There are now about two million people who are in work in Ireland. Of these, about half a million work in the public sector in areas such as administration, teaching and health. The rest are employed in the private sector.
Considering its centrality to our everyday prosperity, the private sector is oddly depicted in our culture. The big businessman is always the baddie. Just think: Mr Burns in The Simpsons, Michael Douglas’s Gordon Gekko in Wall Street, or Leonardo DiCaprio in The Wolf of Wall Street.
On that basis, it’s good to see that a movie has just come out that portrays financiers in a more realistic light: as intelligent people who take risks to make money in a complex financial world in which there are winners, but, by extension, plenty of losers.
The Big Short, released on January 22 2016, is based on an adaptation of the adage of “buy low, sell high” among stock market traders. Going “short” simply reverses the sequence by aiming to “sell high, buy low”. To put it simply, you sell a stock that you don’t own and think is overvalued and undertake to close the transaction by buying it back later.
The protagonists of The Big Short, based on the book of the same name by Michael Lewis, realise in the mid-2000s that the US housing market is an accident waiting to happen and that it is a big candidate to be “shorted”.
It examines several different individuals who independently reached such a conclusion and who had the guts to back that insight with their own cash. As one Bloomberg View writer put it: “It isn’t a spoiler alert to say that the financial world collapses, the protagonists get rich and no one lives happily ever after.”
The most compelling story was that of Michael Burry. He was the founder of the Scion Capital hedge fund which he operated from 2000 to 2008. Mr Burry initially qualified as a medical doctor and left work as a neurologist to pursue his hobby and become a full-time investor. In 2001, Mr Burry’s first full year at the hedge fund, the S&P 500 index fell 11.88 per cent but Scion was up 55 per cent, according to Lewis.
The next year, the index fell again, by 22.1 per cent, and yet Scion was up again: 16 per cent.
In 2003, the stock market finally turned around and rose 28.69 per cent, but Mr Burry beat it again — his investments rose by 50 per cent. By the end of 2004, he was managing $600 million and, as Mr Lewis put it, was “turning money away”.
It was at this point that Mr Burry focused on the US housing market. As the market collapsed spectacularly and others lost lots of money, he was still in profit because he had correctly predicted what would happen.
He later said he shorted mortgages because he had to. “Every bit of logic had led me to this trade and I had to do it,” is how he put it. He has also pointed out that he did not benefit from taxpayer-funded bailouts as he liquidated his shorted positions by April 2008.
One thing is clear from all of this. Mr Burry is worth listening to, especially when it comes to issues relating to the financial markets. In a recent interview with New York magazine, he gave some hints about where the next big-short trading opportunities may come from. He said that he had hoped after the crash that the world would enter a new era of personal responsibility, but instead we “doubled down on blaming others and this is longterm tragic”.

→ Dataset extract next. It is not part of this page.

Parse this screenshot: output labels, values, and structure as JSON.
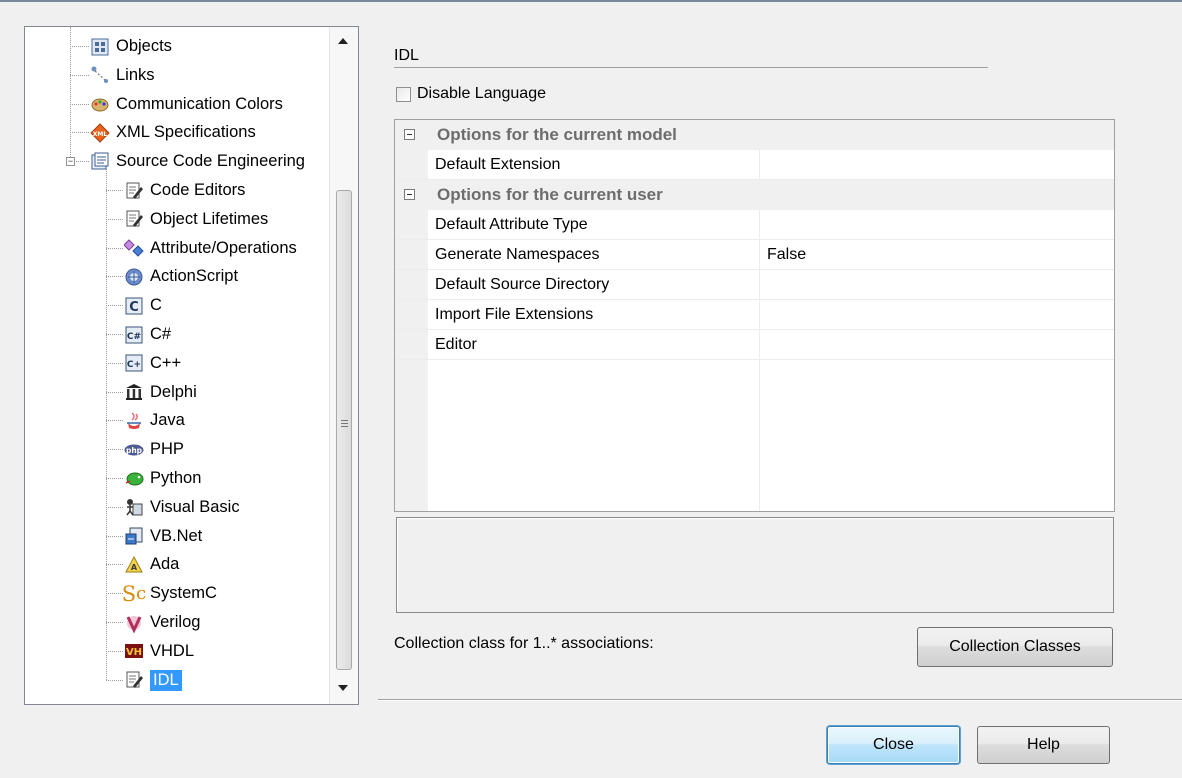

On this basis, the Irish response might not impress Mr Burry. Our reaction to our own banking crisis has been to blame bankers for lending to us rather than to reflect on whether we were wise to borrow and to invest in overvalued property.
Instead of learning lessons, it would appear that we have simply sought out scapegoats to evade personal responsibility. Mr Burry’s comment that “if a lender offers me free money, I do not have to take it” is not one that sits easily in Irish public debate even if it is little more than a statement of the obvious.
The hedge fund manager is not happy either with the current state of global financial markets, which he believes are once again trying to stimulate growth through easy money. “It hasn’t worked, but it’s the only tool the Fed’s got,” he said.
Mr Burry is worried that the markets are using interest rates to “price-risk”, but that mechanism is broken as the interest rates of central banks have been kept for many years at close to zero.
Worse still, he thinks that by using low interest rates to fight the aftermath of one bubble going bust, central banks may just support the development of more bubbles. That’s the big risk today, but it’s also how the US housing market developed into a bubble a decade ago.
In combating the economic decline after the internet bubble went bust in 2000, Mr Burry argues that the Fed kept US interest rates too low for too long.
He argues that we are building up “terrific stresses in the system” and any fault lines will harm the outlook.
The problem with this conclusion is that, despite our progress, Ireland remains one of the most heavily indebted countries in the world. We would face a heavy cost if they were to rise again.
Let us be grateful then that Mario Draghi, the head of the European Central Bank, doesn’t agree with Mr Burry and that eurozone interest rates are likely to remain low for several years to come.
Cormac Lucey is the Programme Director of the IMI Diploma in Business Finance.
Cormac is also a Financial Services Consultant and Contractor who has previously worked with PricewaterhouseCoopers, Rabobank Frankfurt and the Department of Justice.